**Problem**
Strip the pictures, then copy the remaining data exactly as it stands.

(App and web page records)

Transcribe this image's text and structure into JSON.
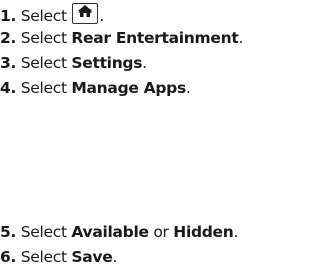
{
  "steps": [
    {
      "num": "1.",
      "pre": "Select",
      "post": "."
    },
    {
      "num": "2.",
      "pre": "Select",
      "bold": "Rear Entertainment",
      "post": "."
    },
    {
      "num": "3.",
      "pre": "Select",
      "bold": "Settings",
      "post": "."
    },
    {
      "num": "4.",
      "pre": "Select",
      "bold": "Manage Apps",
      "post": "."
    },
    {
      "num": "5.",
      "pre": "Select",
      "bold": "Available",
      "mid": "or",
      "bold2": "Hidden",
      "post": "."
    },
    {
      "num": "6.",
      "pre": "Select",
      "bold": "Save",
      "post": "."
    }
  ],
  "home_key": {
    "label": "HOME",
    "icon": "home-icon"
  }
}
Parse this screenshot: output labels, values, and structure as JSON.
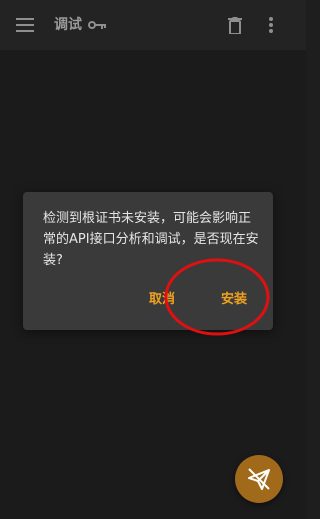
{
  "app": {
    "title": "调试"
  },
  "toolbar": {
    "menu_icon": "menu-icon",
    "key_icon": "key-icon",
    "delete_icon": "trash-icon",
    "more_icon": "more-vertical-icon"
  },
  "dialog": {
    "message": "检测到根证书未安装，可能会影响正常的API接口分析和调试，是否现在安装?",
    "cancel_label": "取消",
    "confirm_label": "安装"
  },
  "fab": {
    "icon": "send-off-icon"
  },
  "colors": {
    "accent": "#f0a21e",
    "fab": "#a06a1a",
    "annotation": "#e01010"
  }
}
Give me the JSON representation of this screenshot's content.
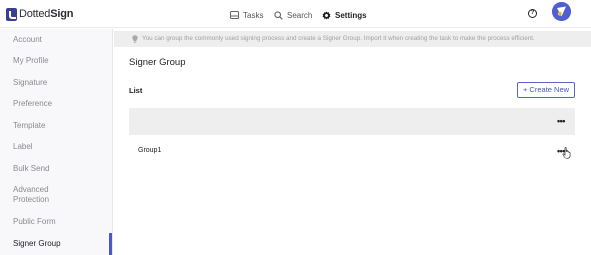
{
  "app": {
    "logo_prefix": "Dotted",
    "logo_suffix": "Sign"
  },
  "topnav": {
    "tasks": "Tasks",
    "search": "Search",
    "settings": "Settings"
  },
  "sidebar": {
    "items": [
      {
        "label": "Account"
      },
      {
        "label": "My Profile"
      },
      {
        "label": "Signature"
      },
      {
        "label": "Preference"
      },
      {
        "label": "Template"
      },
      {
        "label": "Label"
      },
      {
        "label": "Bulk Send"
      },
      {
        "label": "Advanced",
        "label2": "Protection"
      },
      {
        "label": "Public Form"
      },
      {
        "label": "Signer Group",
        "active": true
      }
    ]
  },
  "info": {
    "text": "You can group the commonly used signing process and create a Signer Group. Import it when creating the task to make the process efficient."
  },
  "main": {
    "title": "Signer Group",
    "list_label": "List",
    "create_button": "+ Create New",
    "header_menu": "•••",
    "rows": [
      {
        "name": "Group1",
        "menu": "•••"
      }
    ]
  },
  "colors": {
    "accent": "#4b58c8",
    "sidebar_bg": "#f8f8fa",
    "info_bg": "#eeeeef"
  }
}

**Task result**
Transcribe this image's text and structure into JSON.
{
  "steps": [
    {
      "num": "1.",
      "pre": "Select",
      "post": "."
    },
    {
      "num": "2.",
      "pre": "Select",
      "bold": "Rear Entertainment",
      "post": "."
    },
    {
      "num": "3.",
      "pre": "Select",
      "bold": "Settings",
      "post": "."
    },
    {
      "num": "4.",
      "pre": "Select",
      "bold": "Manage Apps",
      "post": "."
    },
    {
      "num": "5.",
      "pre": "Select",
      "bold": "Available",
      "mid": "or",
      "bold2": "Hidden",
      "post": "."
    },
    {
      "num": "6.",
      "pre": "Select",
      "bold": "Save",
      "post": "."
    }
  ],
  "home_key": {
    "label": "HOME",
    "icon": "home-icon"
  }
}
Parse this screenshot: output labels, values, and structure as JSON.
{
  "app": {
    "title": "调试"
  },
  "toolbar": {
    "menu_icon": "menu-icon",
    "key_icon": "key-icon",
    "delete_icon": "trash-icon",
    "more_icon": "more-vertical-icon"
  },
  "dialog": {
    "message": "检测到根证书未安装，可能会影响正常的API接口分析和调试，是否现在安装?",
    "cancel_label": "取消",
    "confirm_label": "安装"
  },
  "fab": {
    "icon": "send-off-icon"
  },
  "colors": {
    "accent": "#f0a21e",
    "fab": "#a06a1a",
    "annotation": "#e01010"
  }
}
Give me the JSON representation of this screenshot's content.
{
  "app": {
    "logo_prefix": "Dotted",
    "logo_suffix": "Sign"
  },
  "topnav": {
    "tasks": "Tasks",
    "search": "Search",
    "settings": "Settings"
  },
  "sidebar": {
    "items": [
      {
        "label": "Account"
      },
      {
        "label": "My Profile"
      },
      {
        "label": "Signature"
      },
      {
        "label": "Preference"
      },
      {
        "label": "Template"
      },
      {
        "label": "Label"
      },
      {
        "label": "Bulk Send"
      },
      {
        "label": "Advanced",
        "label2": "Protection"
      },
      {
        "label": "Public Form"
      },
      {
        "label": "Signer Group",
        "active": true
      }
    ]
  },
  "info": {
    "text": "You can group the commonly used signing process and create a Signer Group. Import it when creating the task to make the process efficient."
  },
  "main": {
    "title": "Signer Group",
    "list_label": "List",
    "create_button": "+ Create New",
    "header_menu": "•••",
    "rows": [
      {
        "name": "Group1",
        "menu": "•••"
      }
    ]
  },
  "colors": {
    "accent": "#4b58c8",
    "sidebar_bg": "#f8f8fa",
    "info_bg": "#eeeeef"
  }
}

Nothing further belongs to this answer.